* **PROVIDED INFORMATION**
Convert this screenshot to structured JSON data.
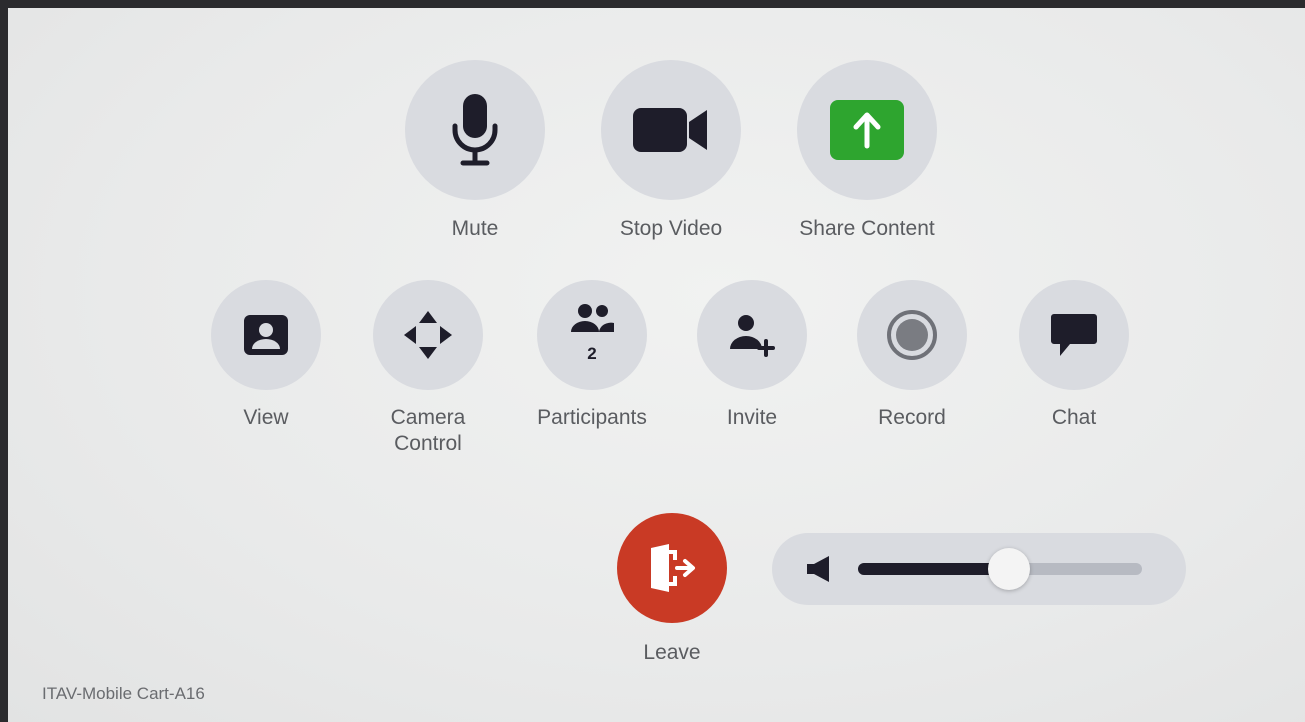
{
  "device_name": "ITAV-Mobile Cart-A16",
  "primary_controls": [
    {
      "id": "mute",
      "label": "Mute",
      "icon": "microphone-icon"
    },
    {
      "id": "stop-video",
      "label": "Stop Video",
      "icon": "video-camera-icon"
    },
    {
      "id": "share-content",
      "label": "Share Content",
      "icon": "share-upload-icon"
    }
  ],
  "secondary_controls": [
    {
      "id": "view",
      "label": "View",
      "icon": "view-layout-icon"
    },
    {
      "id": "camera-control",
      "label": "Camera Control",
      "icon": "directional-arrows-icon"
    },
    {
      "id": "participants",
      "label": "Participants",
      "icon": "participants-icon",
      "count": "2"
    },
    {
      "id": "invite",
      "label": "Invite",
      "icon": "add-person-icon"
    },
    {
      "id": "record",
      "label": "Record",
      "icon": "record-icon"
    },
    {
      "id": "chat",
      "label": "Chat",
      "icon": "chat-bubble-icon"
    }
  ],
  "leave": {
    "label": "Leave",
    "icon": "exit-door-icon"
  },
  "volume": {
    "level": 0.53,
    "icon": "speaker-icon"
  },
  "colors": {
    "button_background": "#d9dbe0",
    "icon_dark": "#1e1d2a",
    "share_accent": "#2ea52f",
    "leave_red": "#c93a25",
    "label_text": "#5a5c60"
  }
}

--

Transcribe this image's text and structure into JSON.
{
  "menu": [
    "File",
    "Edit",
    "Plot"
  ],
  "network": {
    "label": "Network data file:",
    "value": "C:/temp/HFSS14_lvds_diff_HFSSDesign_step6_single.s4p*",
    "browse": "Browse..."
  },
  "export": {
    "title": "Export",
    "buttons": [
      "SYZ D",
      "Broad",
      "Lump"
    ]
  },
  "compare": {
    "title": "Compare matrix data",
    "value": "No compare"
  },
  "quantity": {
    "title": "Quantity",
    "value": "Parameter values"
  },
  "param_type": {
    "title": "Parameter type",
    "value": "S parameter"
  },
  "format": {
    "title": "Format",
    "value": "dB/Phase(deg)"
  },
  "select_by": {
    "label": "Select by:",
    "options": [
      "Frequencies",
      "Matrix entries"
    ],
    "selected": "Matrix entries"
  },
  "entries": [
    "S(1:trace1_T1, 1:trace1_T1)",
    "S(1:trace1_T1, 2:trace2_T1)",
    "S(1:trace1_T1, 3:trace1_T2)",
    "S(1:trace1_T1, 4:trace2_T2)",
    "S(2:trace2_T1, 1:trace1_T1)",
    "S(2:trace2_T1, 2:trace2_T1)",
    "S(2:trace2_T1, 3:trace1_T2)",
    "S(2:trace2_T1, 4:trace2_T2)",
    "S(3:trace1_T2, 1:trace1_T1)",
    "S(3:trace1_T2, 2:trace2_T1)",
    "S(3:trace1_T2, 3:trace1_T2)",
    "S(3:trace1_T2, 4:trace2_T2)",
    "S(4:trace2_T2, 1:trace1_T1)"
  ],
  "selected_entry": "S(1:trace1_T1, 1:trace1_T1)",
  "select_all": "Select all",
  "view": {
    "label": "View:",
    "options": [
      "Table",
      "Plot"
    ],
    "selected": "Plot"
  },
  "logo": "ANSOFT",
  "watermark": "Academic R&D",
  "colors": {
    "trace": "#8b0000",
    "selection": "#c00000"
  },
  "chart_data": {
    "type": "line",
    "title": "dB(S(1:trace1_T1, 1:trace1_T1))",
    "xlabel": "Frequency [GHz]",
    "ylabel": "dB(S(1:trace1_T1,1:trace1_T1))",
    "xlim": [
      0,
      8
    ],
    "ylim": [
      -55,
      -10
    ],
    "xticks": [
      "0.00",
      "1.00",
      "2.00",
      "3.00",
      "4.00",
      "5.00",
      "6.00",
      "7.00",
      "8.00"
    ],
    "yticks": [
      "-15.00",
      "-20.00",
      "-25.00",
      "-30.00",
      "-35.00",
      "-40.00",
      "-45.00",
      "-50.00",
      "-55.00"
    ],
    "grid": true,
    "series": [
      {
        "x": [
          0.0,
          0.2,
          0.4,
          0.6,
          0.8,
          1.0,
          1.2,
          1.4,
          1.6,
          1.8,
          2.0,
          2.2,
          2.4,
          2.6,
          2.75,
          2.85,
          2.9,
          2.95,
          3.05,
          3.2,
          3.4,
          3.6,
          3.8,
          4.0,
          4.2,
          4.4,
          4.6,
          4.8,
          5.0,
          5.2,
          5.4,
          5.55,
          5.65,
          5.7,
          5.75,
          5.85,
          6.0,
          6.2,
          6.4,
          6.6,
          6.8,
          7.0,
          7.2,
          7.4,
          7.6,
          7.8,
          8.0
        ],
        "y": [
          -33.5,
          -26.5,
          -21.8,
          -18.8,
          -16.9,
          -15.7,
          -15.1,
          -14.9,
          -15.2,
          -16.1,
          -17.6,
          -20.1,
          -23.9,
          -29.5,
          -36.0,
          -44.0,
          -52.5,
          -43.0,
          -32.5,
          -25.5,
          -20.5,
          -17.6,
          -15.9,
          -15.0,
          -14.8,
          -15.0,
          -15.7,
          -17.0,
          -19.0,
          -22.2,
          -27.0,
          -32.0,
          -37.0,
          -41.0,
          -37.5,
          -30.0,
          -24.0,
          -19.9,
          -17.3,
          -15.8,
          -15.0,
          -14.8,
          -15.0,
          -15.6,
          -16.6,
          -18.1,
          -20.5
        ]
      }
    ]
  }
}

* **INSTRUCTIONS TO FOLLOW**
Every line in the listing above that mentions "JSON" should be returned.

* **TASK OUTPUT**
Convert this screenshot to structured JSON data.
Transcribe this image's text and structure into JSON.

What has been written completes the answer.